Call me a snob, but I’ve never understood the idea of enjoying something ironically. The enjoyment of the “it’s so good it’s bad” phenomena for movies like The Room tend to feel cheap, because it’s clear that the creator’s intention and the audience’s perception are not matching up. Irony tips the scale from having fun with to making fun of, which makes the viewer a bit of a crude participant in the art, and the art itself an unintentional joke.
However, when confronted with the idea of the “industrial musical,” I was ready accept irony. An industrial musical is the unlikely, wholly American bastard of capitalism and musical theater. Commissioned during the 50s, 60s, and 70s by some of this country’s largest corporations like General Motors, McDonald’s, and Ford, these musicals were created to be used as a stiff helping of Kool-Aid at annual sales meetings and manager conferences. It’s a concept that my aging millennial self, with a degree in theater who graduated on the crest of the Great Recession, was ready to hurl my cynicism at. By all accounts, the documentary Bathtubs Over Broadway should have been a receptacle for my resentment at an art I loved and an economy that failed me.

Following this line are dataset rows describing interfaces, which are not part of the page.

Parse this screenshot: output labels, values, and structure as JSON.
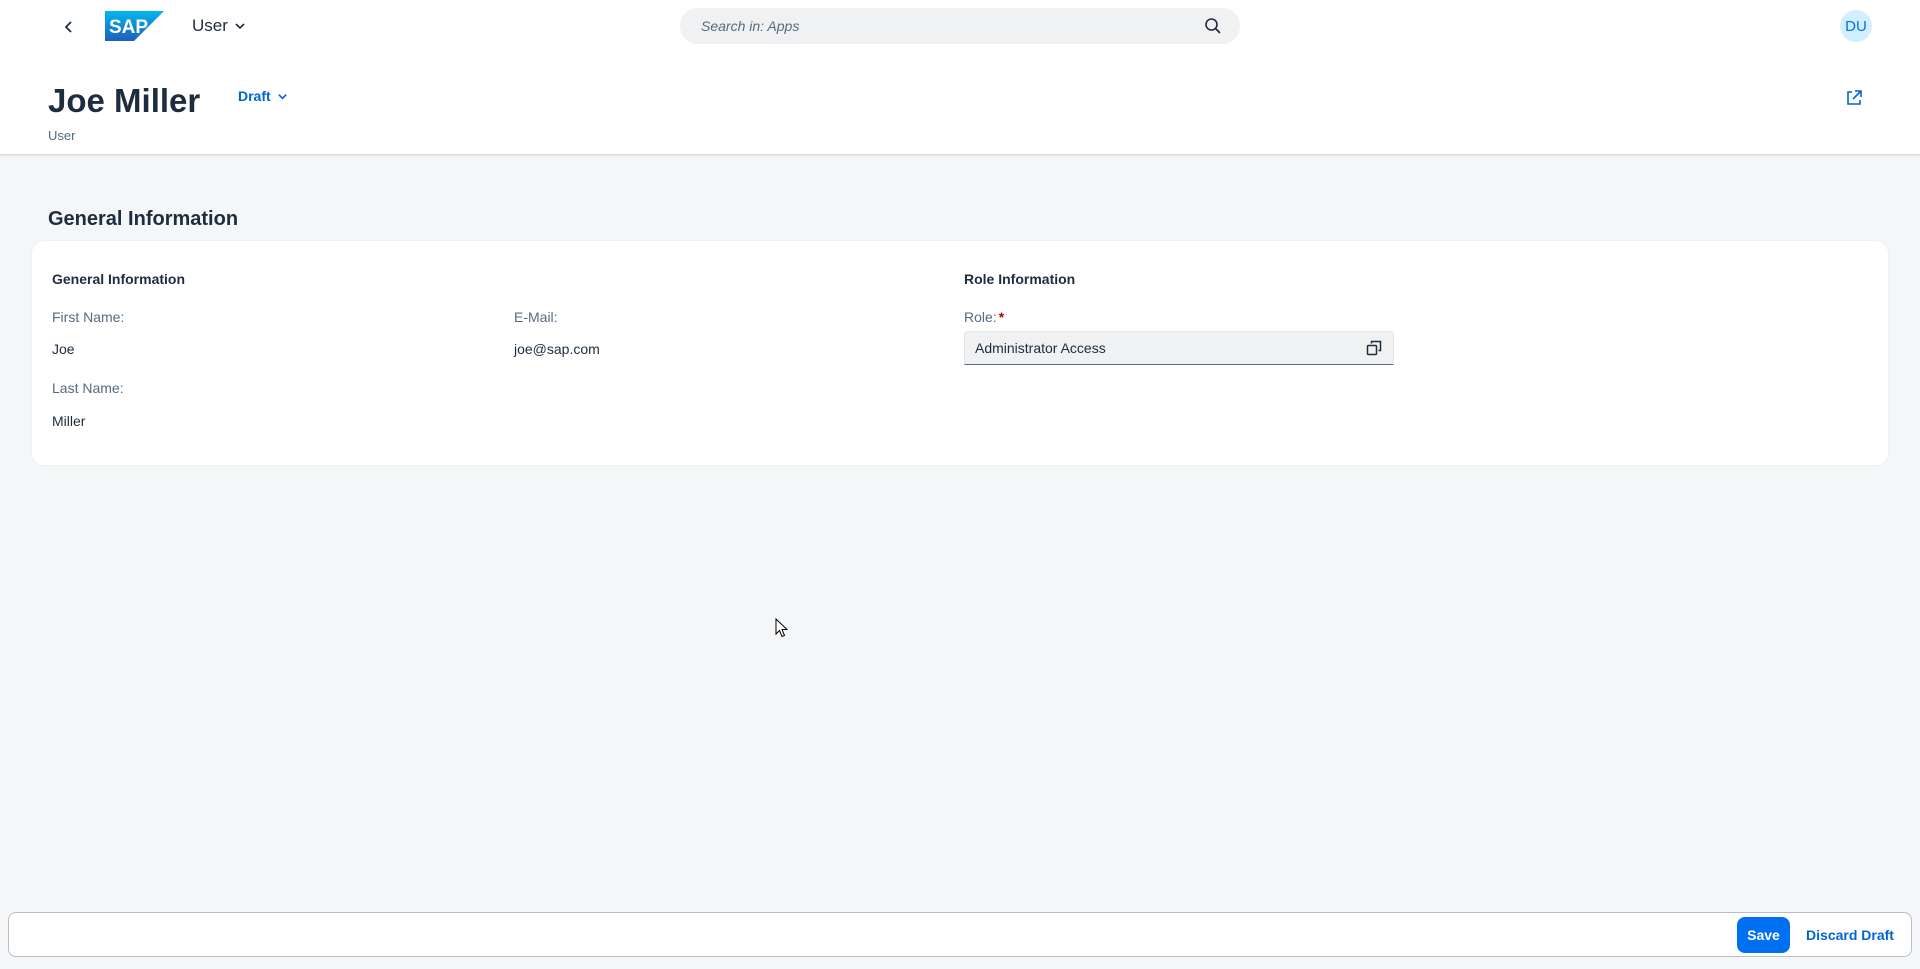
{
  "shellbar": {
    "back_icon": "chevron-left-icon",
    "logo_text": "SAP",
    "app_title": "User",
    "search": {
      "placeholder": "Search in: Apps",
      "value": ""
    },
    "avatar_initials": "DU"
  },
  "header": {
    "title": "Joe Miller",
    "subtitle": "User",
    "draft_label": "Draft",
    "share_icon": "share-icon"
  },
  "section": {
    "title": "General Information",
    "groups": {
      "general": {
        "title": "General Information",
        "first_name_label": "First Name:",
        "first_name": "Joe",
        "last_name_label": "Last Name:",
        "last_name": "Miller",
        "email_label": "E-Mail:",
        "email": "joe@sap.com"
      },
      "role": {
        "title": "Role Information",
        "role_label": "Role:",
        "required_mark": "*",
        "role_value": "Administrator Access"
      }
    }
  },
  "footer": {
    "save_label": "Save",
    "discard_label": "Discard Draft"
  },
  "colors": {
    "brand": "#0070f2",
    "link": "#0064d9",
    "background": "#f5f6f7",
    "text": "#1d2d3e",
    "label": "#556b82",
    "required": "#aa0808"
  }
}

But as the film follows prolific late night comedy writer Steve Young in his search for industrial musical records, it becomes immediately clear that he loves this obscure medium without a drop of irony. It’s not just the novelty of finding lost pieces of an art form that the public was never supposed to see, but these musicals are a saving grace for someone suffering a bit of an identity crisis. At the end of his career with the Late Show with David Letterman, Young self-identifies as a victim of “comedy damage” from his years as a comedy writer, claiming that when the lay person will belly laugh, he’ll politely nod. With the knowledge that this man’s passion has corrupted his ability to enjoy his passion, it’s impossible to feel cynical as one side of his smile cracks at the top of “Diesel Dazzle,” and then the other side goes as the melody hits.

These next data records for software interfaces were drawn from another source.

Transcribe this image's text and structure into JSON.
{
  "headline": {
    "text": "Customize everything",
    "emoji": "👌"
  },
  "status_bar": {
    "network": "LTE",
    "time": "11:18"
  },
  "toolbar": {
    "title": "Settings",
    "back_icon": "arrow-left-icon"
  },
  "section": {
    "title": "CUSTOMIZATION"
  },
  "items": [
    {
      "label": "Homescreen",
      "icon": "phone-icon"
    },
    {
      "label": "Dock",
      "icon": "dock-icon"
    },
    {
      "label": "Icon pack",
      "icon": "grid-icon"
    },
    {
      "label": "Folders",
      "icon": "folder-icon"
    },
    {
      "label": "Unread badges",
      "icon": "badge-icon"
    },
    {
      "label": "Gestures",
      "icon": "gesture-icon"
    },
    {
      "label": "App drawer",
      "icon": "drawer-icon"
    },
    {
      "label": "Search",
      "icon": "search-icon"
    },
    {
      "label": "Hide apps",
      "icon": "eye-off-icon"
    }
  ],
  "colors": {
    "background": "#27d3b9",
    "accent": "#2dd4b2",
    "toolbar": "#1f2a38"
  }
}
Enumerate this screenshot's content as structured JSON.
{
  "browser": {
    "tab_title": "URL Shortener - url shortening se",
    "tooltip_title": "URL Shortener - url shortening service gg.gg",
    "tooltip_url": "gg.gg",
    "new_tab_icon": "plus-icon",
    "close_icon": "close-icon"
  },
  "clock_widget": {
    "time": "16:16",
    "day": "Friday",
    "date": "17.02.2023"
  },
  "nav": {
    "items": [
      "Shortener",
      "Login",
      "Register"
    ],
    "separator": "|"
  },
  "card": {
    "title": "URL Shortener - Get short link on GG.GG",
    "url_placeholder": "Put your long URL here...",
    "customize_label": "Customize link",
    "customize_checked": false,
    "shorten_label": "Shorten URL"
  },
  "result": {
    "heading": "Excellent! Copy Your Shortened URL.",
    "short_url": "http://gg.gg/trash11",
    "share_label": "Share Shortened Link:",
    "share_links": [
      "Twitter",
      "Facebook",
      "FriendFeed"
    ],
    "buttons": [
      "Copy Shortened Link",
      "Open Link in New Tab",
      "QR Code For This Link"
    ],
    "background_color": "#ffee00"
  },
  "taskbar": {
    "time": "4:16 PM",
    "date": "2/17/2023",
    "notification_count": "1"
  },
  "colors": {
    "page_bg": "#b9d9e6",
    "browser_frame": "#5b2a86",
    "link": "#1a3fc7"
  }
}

Young’s enthusiasm for the genre (if we can call it that), coupled with the genuinely catchy numbers like Purina’s “The Dog Chow Spectacular” and the ballad “My Bathroom” from American Standard’s The Bathrooms Are Coming, make Bathtubs Over Broadway a delight to watch. Yes, we laugh at it, but the fact that all those involved, from composers to actors to company employees, are acutely aware of the ridiculous nature of the industrial musical eliminates irony from the equation. Complete with its own original number as a finale, Bathtubs Over Broadway will keep your cynicism in check and keep your fingers crossed for a resurgence in ridiculous, light-hearted American spectacle.